    Some may even ask you to buy their flight tickets or pay for their visas but cancel at the very last minute. And you being the generous person you are, will forgive them simply because you are in love. Don’t.

  5. The final warning sign — your ‘love interest’ begins asking for money in return for more money. They will need money from you to an intermediary from holding the money they promised to give you. Doesn’t make sense.

    Romance scammers would also ask for money for medical expenses, cash flow for their business or even gambling debts. You will do anything to see your ‘love interest’ in painful situations when you are in love. Being the generous person, you do whatever it takes to get them out of their predicament at your own expense.

    Oh — another trick your cyber sweetheart likes to do is to ask you to send them money in specific payment methods such as wire transfer or a newly-established bank account in your name. But, of course, once you have done that, you will never see your money back.

I’m very vigilant one la, won’t fall for love scams so easily. I am 28 years old, smart enough to see through the tricks.

— Your Average Jane or Joe

Let’s see some recent headlines revolving around love scams:

Love is such a powerful emotion, so it’s no wonder people are susceptible to love scams. From these headlines, we can tell, anyone can be a victim. A con artist or fraud syndicate will target anyone, regardless of their age, ethnicity, religion or background.

Follow these 3 straight forward rules to avoid being a victim:

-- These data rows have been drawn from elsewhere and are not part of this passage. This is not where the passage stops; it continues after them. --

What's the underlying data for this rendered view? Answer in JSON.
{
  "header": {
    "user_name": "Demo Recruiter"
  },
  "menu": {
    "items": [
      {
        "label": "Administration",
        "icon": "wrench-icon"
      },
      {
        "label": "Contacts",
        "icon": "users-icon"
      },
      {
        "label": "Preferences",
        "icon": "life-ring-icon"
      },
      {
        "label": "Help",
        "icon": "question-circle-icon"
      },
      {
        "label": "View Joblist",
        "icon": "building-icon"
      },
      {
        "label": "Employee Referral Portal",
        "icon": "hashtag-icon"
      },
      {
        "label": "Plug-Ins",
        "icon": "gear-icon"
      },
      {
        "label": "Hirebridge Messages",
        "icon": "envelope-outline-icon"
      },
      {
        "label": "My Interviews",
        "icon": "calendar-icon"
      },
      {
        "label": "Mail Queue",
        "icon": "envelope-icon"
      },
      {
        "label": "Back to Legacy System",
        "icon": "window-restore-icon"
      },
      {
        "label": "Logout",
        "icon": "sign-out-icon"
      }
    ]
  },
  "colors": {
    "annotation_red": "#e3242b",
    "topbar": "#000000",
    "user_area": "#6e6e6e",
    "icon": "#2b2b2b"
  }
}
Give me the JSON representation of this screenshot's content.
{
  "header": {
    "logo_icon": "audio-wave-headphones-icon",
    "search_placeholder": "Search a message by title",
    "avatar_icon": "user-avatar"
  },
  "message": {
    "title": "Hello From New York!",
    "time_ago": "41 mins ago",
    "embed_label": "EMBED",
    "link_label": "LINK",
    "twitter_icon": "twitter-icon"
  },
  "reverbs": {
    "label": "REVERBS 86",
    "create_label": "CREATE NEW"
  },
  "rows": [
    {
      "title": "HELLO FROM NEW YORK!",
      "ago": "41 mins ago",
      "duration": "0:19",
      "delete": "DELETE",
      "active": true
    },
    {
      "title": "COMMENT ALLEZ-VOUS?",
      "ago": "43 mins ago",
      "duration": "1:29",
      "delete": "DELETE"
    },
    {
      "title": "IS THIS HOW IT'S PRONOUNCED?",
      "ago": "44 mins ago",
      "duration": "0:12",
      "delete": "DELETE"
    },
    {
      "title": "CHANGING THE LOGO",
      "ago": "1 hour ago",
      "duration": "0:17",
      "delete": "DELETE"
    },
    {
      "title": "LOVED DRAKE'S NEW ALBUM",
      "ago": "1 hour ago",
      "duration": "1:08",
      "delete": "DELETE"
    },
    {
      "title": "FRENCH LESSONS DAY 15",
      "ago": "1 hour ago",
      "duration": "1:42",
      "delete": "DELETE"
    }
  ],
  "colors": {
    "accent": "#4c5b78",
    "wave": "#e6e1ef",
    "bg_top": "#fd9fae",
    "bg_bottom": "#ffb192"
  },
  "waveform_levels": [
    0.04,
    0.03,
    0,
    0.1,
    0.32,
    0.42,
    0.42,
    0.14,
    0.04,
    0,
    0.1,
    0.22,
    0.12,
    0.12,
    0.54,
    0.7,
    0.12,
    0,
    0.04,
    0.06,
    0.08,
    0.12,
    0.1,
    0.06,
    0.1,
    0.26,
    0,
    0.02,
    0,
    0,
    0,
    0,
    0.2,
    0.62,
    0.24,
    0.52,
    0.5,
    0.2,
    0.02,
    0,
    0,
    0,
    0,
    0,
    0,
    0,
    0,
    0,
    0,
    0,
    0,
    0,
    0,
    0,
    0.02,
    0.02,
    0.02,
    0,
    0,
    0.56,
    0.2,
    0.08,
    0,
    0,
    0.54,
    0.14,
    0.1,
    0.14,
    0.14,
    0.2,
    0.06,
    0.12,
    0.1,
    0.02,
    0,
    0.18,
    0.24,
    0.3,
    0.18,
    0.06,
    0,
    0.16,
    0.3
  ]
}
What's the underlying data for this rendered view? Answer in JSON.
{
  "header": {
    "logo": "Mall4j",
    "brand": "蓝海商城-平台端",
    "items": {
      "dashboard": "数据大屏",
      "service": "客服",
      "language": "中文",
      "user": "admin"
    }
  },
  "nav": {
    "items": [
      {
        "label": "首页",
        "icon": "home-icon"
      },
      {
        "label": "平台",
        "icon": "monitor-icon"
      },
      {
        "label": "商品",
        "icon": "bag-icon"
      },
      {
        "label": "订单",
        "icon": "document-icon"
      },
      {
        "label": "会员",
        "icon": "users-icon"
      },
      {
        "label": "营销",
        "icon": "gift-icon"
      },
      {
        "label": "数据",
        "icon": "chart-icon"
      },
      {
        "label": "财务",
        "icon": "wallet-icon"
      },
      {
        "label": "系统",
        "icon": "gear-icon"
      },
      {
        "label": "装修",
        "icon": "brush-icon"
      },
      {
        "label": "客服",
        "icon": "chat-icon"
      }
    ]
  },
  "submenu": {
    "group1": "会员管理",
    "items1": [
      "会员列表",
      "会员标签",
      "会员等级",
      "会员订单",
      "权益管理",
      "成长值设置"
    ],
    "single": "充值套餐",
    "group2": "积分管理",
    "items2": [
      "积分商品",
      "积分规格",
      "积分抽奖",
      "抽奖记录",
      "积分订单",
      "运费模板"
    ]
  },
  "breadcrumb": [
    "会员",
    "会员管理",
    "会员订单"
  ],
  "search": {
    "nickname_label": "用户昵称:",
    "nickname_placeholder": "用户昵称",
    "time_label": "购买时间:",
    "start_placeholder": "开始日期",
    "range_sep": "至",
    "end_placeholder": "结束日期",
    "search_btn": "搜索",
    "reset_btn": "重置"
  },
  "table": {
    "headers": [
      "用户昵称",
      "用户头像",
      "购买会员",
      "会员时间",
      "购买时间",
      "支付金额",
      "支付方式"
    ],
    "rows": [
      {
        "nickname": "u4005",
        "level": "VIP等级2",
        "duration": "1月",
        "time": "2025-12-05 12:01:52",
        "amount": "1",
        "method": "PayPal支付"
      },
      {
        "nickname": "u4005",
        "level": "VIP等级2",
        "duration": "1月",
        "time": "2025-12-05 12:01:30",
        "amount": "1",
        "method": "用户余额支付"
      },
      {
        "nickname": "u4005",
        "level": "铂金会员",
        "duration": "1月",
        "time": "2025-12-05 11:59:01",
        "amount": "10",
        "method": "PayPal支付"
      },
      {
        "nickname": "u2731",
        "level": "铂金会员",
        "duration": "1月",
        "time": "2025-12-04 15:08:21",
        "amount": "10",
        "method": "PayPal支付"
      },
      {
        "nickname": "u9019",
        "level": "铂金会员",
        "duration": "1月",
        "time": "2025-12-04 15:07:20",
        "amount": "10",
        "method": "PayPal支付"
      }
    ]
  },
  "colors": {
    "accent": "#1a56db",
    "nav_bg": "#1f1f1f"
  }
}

  1. Slow down. Take a step back and evaluate the situation, don’t let the scammer rush you into things. Realise when it is too good to be true. Recognise the red flags above.

    Great relationships take time to flourish! Damn, almost like dating advice.

  2. Do not give money to your ‘lover’ you have never met in person. You won’t get it back. Even when you’re dating a relatively new person you’ve met in real life — think about it, would you give the person money? The answer should be NO.

    Don’t pity the ‘lover’. Outsource their asks for help. Ask them to get their shit together on their own. You are dating to look for love, not to give handouts.

    Do not send your sexy photos to strangers you meet online. We know it can get a little lonely during the lockdowns but don’t be naughty naughty! You don’t want to be caught with your pants down, literally. The scammers would use your compromised photos to extort you into paying them money.

  3. Identify red flags. If someone is unwilling to meet you in person or do online video calls, something is fishy. When the profile is questionable, get a second opinion. Share with your friends about this person you’ve met and see what they say about them.

    If you want to take more precautions, do your snooping. KYC — know your c, oh wait. We meant, we KYP — know your partner. Find out more about this person and ask them about their background. Verify the information provided. Even when dating a real person, you should KYP properly before getting more serious.

Here’s a little infographic we put together that you could share with your family and friends. This is something that is actually WhatsApp worthy so spread infographics instead of fake news. It takes less than three minutes to read.

We hope you found this useful. Meanwhile - if you want to stay informed, you SHOULD subscribe to our weekday newsletter covering local and global news. We make it fun and easy to read. So get The Coffee Break first thing in the morning before you start your day!

Thank you.